The important biomedical scientific problem addressed by this proposal is the need for new drugs to treat metabolic and degenerative disorders related to oxidative stress. A spectrum of such multiple chronic disorders is associated with oxidative damage to many tissues and organs that are constantly challenged by environmental and endogenous stressors. Cells protect themselves from oxidative damage by activation of antioxidant genes in response to oxidative stress, but during the aging process as well as under certain situations where stress is excessive, the protective response is impaired or inadequate. However, there is a fundamental lack of therapeutic agents against such damage. Therefore, drugs that selectively inhibit oxidative damage to specific tissues and organs would be of great therapeutic value. The physiological antioxidant response essentially involves transcriptional activation of a battery of genes driven by an antioxidant response regulatory element (ARE) through binding of the transcription factor NF-E2-related factor 2 (Nrf2). Nrf2/ARE regulates expression of most antioxidant enzymes including the Pi class glutathione S-transferases (GSTP1s);indeed, gstp1 is strongly induced upon Nrf2 activation in vertebrates when the animals are treated with electrophiles. This proposal describes the development of a combinatorial sequential approach by using both cell-based and animal-based high-throughput screens that are uniquely feasible at Scripps Florida.
In Aim 1, in addition to the traditional cel-based ARE-responsive reporter gene approach, a new cell-based Nrf2 degron- fused reporter strategy will be employed in order to identify drug leads that promote an endogenous response to oxidative stress and thereby prevent oxidative damage. These cell-based assays can be efficiently pursued by complimenting ultra-high throughput screening of a chemical library comprised of approximately 1 million compounds with structures known to have properties suitable for drug development.
In Aim 2, a high-volume whole-organism screen, which we would have developed, using a new transgenic zebrafish expressing gstp1 promoter-driven enhanced green fluorescence protein (GFP) reporter system will be used in a live organism- oriented secondary screening strategy for pre-selected chemical compounds in Aim 1. This allows us to validate developmental toxicity and bioavailability of drug candidates to be addressed simultaneously. Validated chemical hits in the zebrafish embryo and larval screen can be further evaluated to determine organ specificity as the fish grow and for efficacy in preventing oxidative damage.

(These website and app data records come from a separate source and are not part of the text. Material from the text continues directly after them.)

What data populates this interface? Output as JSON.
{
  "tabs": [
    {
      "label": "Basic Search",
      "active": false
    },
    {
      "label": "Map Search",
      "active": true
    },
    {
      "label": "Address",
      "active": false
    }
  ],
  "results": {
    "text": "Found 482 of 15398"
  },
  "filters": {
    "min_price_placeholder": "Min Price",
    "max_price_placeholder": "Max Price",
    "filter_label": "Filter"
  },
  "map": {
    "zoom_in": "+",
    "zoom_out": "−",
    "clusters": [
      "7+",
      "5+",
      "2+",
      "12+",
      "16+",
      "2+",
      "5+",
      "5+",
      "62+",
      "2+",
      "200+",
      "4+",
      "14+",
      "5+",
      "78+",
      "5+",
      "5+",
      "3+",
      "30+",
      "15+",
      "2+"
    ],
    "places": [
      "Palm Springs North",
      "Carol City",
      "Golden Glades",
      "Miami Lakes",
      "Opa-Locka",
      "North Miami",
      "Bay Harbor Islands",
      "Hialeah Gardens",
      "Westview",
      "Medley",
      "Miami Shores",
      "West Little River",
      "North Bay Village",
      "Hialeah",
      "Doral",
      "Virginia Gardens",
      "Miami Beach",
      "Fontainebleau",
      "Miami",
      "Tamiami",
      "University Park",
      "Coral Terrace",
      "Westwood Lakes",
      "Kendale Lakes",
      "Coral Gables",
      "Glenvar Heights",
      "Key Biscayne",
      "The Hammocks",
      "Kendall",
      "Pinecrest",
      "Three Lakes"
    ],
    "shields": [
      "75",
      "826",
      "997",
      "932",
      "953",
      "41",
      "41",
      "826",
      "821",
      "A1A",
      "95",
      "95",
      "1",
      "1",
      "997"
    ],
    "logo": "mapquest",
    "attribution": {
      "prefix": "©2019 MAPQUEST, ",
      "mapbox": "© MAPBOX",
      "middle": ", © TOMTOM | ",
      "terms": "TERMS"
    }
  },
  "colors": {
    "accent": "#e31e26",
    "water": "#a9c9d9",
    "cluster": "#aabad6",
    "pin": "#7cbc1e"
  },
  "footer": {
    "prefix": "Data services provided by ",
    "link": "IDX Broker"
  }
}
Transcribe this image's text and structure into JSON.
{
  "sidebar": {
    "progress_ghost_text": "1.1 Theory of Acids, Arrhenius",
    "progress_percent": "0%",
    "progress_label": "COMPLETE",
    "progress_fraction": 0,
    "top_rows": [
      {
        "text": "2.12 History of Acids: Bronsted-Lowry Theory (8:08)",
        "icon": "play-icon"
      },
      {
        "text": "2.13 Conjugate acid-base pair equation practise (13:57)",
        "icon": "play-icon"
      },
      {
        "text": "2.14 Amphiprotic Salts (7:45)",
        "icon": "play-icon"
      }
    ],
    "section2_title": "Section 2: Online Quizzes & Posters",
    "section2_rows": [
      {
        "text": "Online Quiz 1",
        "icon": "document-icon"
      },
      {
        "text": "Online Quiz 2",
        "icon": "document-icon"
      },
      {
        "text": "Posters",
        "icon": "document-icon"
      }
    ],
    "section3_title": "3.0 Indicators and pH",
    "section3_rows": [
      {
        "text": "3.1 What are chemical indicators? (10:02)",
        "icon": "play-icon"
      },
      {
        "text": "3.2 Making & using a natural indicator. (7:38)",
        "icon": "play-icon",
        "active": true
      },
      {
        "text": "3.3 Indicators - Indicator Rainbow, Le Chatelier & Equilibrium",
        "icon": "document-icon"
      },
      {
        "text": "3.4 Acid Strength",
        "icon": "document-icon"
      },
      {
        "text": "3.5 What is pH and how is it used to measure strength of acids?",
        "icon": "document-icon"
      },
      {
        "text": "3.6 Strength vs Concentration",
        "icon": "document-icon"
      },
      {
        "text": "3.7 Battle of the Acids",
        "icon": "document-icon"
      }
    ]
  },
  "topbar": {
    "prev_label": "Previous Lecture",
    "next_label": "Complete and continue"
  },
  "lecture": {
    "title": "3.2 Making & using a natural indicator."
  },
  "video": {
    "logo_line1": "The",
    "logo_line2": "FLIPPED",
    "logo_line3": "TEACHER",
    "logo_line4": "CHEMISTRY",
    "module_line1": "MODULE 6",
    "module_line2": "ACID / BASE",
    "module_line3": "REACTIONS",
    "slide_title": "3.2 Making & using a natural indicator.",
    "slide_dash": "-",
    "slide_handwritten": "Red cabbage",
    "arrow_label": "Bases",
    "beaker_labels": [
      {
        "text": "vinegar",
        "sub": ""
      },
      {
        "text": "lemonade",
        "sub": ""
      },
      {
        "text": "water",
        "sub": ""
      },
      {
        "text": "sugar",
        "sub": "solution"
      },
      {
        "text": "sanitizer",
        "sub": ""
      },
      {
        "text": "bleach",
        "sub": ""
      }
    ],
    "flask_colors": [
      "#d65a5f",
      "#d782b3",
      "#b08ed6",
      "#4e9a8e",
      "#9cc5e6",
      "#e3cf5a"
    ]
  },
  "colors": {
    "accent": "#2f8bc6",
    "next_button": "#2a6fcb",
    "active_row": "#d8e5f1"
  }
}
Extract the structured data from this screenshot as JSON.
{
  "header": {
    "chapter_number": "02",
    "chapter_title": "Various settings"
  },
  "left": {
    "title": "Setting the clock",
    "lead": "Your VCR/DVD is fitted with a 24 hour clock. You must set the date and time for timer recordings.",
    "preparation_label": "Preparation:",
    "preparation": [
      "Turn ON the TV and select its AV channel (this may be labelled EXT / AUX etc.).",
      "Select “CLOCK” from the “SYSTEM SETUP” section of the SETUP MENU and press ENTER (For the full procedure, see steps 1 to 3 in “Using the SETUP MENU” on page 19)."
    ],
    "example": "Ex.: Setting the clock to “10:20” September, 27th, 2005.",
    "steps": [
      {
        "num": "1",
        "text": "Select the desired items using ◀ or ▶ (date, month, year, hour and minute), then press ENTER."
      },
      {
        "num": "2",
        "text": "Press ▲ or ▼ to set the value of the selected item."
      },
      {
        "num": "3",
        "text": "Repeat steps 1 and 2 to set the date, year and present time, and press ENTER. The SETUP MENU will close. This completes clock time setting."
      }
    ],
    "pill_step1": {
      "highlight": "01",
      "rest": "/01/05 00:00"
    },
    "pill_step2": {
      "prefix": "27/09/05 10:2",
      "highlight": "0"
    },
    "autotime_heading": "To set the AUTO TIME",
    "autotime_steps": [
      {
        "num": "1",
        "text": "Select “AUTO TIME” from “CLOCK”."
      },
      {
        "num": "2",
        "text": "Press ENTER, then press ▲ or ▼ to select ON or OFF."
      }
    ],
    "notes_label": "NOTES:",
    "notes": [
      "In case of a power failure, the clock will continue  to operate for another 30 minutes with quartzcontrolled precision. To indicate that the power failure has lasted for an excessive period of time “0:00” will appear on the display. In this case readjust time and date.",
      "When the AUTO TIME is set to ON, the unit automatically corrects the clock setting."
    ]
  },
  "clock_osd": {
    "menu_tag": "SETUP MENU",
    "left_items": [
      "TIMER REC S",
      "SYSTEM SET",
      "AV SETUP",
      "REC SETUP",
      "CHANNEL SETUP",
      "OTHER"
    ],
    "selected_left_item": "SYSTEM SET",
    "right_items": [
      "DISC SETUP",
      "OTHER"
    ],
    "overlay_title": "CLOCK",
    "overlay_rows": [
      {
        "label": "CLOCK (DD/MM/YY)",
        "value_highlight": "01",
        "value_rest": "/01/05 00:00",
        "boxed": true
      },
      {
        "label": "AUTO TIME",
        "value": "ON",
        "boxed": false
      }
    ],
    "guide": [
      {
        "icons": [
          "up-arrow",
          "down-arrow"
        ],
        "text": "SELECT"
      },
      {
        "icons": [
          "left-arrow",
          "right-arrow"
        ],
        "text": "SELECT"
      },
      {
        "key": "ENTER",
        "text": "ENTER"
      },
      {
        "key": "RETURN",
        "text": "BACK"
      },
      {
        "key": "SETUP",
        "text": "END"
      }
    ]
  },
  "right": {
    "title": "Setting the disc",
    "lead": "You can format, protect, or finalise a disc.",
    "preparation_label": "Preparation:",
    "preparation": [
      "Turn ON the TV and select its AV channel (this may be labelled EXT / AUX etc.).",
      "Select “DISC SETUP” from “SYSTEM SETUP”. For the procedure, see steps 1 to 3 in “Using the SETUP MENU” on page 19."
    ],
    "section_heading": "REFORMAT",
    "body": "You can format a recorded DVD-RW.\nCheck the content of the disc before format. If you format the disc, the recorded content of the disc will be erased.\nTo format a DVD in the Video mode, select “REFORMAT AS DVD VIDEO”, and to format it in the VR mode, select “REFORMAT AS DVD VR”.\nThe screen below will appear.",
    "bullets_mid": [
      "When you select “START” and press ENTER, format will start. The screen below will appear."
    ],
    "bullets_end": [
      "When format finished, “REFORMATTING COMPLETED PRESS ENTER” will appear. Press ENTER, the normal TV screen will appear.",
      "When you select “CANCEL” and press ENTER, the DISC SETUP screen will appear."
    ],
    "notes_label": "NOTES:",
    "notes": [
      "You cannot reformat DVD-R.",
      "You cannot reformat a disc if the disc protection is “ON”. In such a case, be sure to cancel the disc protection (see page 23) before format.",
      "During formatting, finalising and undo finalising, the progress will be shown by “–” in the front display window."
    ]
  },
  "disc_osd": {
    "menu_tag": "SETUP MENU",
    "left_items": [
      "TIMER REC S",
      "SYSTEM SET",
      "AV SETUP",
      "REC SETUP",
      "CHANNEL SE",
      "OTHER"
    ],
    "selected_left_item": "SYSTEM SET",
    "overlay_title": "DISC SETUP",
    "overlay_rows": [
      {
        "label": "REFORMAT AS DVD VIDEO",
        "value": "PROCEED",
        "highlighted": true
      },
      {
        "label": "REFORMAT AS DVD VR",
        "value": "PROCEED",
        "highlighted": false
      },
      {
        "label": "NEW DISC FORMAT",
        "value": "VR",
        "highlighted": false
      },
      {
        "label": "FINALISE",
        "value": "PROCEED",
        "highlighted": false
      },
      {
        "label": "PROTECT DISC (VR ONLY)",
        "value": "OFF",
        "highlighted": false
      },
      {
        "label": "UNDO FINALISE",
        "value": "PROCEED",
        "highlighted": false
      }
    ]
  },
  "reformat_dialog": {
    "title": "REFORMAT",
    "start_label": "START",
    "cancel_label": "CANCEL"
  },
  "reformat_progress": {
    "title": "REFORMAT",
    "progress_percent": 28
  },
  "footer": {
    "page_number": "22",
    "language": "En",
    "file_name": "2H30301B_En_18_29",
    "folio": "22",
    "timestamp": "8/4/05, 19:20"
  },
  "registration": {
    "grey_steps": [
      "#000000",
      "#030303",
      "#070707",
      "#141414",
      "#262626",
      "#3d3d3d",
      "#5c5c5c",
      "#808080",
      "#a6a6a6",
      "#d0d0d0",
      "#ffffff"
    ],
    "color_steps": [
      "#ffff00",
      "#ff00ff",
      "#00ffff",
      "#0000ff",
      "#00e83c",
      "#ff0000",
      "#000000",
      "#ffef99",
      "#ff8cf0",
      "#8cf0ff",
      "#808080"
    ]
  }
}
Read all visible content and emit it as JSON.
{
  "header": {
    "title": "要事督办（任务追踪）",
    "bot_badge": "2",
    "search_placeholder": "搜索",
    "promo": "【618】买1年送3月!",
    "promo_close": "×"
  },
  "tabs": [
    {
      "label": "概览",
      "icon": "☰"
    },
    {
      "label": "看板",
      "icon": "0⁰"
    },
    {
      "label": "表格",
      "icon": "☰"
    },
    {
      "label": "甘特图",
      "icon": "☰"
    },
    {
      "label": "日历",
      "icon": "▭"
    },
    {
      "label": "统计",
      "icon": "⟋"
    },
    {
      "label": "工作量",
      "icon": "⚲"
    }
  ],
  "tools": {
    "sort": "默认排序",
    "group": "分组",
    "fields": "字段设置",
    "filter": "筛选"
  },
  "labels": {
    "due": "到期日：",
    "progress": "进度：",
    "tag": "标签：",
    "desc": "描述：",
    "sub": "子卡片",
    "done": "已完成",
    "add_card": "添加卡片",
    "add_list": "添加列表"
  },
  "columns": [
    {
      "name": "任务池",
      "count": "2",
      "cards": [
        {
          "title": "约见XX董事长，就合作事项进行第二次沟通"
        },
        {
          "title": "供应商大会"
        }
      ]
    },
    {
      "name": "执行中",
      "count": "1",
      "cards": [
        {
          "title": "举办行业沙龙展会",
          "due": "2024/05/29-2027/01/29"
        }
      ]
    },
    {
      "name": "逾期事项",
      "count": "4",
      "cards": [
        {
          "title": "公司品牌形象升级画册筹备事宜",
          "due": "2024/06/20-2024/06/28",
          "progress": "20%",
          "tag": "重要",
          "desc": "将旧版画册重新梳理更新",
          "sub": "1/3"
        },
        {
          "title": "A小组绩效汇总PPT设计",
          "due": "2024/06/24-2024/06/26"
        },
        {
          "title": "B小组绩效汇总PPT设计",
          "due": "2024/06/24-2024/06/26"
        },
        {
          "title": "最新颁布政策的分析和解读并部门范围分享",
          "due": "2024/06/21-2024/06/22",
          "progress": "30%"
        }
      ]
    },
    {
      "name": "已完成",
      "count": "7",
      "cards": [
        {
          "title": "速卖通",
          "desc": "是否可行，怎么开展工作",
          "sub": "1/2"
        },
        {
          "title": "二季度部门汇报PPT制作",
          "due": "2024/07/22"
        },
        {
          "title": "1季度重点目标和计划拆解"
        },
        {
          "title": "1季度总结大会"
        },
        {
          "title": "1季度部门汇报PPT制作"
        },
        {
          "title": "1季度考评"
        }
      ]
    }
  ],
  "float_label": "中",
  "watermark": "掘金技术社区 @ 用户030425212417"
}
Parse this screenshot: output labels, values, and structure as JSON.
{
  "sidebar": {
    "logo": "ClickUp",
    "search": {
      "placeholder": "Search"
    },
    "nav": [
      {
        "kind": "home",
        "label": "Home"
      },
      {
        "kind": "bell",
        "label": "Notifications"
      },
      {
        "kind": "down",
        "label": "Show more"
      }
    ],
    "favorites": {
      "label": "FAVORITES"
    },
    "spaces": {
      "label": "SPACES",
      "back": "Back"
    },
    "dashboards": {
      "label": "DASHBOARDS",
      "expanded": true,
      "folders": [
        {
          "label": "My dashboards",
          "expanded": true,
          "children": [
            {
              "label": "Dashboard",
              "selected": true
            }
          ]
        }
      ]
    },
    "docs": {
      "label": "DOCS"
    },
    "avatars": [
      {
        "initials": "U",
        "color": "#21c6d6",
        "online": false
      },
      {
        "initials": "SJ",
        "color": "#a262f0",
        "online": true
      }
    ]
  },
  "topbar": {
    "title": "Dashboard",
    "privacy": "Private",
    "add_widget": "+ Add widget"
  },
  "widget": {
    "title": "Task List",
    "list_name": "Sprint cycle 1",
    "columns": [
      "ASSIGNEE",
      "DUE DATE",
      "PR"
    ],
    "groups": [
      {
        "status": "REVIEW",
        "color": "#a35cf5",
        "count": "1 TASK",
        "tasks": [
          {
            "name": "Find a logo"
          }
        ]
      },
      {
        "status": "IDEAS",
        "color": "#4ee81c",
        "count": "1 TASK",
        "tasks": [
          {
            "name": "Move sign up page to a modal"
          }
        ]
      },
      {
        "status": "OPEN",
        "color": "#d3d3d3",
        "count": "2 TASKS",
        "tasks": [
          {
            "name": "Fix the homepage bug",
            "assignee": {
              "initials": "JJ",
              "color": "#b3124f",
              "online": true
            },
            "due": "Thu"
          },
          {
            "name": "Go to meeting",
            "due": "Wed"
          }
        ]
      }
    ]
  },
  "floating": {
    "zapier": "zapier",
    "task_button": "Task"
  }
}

Aim 3 is designed to understand how these selected small molecules work in vivo so that additional drugs can be designed based on the mechanism of activation of the antioxidant response. Chemical genetic approaches, such as selective chemical inhibitors against plausible signaling pathways as well as morpholino-based genetic manipulations in zebrafish will be exploited to establish which components of the antioxidant signaling pathway are modified by activators and/or potentiators identified in the screening assays.
There is an urgent unmet need to develop novel drugs for the treatment and/or prevention of metabolic and degenerative disorders and to elucidate the underlying causes of these disorders. In such disorders, loss of optimal functioning is associated with increased oxidative damage to cells and impairment of the cellular mechanisms and homeostasis that normally protect cells from oxidative stress. The objectives of this proposal are to 1) exploit new cell-based high- throughput screening assays to identify drug leads that enhance resistance to oxidative damage;2) evaluate the efficacy of such compounds in physiologically relevant novel animals models;and 3) understand how these compounds act, to further develop and characterize a novel series of drugs for treating metabolic and degenerative disorders.
|Kishi, Shuji (2014) Using zebrafish models to explore genetic and epigenetic impacts on evolutionary developmental origins of aging. Transl Res 163:123-35|